As you can see, NEAT would require formation flying in space, something that will demand a precursor experiment that the French space agency CNES has already funded, drawing on progress in formation flying that has been achieved by Sweden’s PRISMA program. The hope of the NEAT planners is to move beyond this experiment to a smallsat follow-up called micro-NEAT, which would put the formation flying algorithms through their paces, though at a separation of 12 rather than 40 meters. Quite a lot of serious work could emerge from such a mission: Horzempa notes that micro-NEAT would be able to detect planets down to one Earth mass for our nearest neighbors, Alpha Centauri A and B. It would also be able to detect larger planets (with a lower mass limit of 10 Earth masses) around the 25 nearest stars.
You’ll want to read all of Horzempa’s essay, which will include a second installment to be published today. With funding for projects like DARWIN and Terrestrial Planet Finder in perpetual limbo, smaller missions that can advance the exoplanet hunt — and help us refine the value of eta-Earth — are the next priority. They will be designed and, let’s hope, fly in an environment enlivened with still more detailed findings from our existing space observatories as well as instruments on the ground that reveal planets in the habitable zone of their stars.

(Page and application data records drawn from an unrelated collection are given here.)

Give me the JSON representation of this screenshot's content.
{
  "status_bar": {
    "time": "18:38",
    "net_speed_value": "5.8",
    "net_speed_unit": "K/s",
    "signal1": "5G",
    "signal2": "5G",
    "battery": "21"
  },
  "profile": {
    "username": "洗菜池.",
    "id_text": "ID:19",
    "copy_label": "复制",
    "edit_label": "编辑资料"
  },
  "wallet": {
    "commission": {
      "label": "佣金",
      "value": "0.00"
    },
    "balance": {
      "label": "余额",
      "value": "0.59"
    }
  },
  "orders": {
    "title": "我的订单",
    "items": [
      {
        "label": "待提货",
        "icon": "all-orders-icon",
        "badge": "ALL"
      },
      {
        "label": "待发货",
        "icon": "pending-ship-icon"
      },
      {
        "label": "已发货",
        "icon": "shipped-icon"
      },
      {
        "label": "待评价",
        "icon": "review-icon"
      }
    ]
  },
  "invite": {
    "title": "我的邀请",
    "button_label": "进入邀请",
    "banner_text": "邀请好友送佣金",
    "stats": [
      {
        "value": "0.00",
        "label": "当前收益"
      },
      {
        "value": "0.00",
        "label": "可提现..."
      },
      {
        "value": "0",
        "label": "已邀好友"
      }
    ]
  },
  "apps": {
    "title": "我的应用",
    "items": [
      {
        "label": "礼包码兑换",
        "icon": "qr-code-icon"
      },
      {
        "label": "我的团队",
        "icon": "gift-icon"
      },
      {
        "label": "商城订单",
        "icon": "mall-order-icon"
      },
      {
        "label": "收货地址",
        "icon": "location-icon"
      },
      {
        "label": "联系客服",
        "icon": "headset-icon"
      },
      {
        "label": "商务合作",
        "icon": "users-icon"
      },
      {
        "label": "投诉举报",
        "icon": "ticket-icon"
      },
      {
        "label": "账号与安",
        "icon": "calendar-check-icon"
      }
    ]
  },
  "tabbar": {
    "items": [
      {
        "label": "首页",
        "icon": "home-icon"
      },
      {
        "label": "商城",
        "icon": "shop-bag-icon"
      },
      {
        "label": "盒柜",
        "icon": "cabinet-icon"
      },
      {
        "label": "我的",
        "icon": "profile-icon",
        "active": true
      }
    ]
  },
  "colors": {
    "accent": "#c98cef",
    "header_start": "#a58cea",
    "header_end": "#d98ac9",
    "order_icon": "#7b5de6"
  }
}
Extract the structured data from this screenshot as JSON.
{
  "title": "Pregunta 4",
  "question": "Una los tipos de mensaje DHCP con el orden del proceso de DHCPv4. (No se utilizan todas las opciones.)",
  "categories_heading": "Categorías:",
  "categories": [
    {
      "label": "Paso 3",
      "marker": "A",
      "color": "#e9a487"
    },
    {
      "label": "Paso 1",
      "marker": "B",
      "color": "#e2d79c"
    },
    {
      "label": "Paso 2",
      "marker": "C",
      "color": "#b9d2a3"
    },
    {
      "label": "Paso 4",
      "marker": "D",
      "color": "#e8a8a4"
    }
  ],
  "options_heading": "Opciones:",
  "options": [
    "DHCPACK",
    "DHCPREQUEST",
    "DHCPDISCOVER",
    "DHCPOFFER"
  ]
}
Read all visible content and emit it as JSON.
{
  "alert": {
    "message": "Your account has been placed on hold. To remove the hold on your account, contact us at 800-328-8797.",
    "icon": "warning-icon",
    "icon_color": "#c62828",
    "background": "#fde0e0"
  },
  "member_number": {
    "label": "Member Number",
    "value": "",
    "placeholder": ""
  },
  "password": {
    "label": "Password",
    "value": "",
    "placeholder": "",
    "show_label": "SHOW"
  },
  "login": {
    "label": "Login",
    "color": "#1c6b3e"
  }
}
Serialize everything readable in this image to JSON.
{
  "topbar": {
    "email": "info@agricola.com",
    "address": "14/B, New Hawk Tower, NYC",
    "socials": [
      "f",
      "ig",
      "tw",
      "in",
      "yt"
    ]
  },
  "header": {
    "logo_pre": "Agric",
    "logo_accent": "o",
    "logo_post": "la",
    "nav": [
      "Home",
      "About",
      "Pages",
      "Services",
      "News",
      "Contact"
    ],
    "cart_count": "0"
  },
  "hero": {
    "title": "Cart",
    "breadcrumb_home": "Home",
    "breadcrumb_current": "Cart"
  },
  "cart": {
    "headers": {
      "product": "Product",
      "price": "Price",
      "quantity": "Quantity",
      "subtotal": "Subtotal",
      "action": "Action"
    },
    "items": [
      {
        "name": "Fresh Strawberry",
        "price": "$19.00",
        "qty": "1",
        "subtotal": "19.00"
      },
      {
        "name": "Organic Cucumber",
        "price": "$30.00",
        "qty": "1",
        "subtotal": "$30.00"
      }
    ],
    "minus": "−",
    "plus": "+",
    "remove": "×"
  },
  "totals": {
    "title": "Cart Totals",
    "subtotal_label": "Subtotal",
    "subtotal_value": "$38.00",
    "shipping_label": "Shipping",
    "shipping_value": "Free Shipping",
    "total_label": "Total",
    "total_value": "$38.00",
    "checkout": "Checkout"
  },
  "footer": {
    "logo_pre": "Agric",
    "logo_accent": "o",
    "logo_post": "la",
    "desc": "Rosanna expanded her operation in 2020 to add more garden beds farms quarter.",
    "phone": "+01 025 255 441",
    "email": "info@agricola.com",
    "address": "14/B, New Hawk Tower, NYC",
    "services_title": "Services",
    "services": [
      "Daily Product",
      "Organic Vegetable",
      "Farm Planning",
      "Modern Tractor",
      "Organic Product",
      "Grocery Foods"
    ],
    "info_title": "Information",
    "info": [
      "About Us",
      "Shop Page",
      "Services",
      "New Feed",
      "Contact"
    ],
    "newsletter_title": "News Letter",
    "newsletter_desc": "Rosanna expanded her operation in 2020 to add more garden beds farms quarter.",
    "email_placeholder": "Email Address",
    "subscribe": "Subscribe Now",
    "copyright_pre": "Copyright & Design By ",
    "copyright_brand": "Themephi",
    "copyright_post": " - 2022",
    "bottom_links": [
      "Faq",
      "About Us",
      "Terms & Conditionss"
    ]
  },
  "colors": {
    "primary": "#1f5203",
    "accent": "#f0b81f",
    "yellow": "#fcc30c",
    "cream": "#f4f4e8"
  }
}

NEAT was submitted as an answer to the call for proposals for M-class space missions in ESA’s “Cosmic Vision 2015-2025” plan. For more, see Mablet et al., “High precision astrometry mission for the detection and characterization of nearby habitable planetary systems with the Nearby Earth Astrometric Telescope (NEAT),” available online. The NEAT proposal summary is also available. A NEAT workshop was held in November of 2011 in Grenoble, France.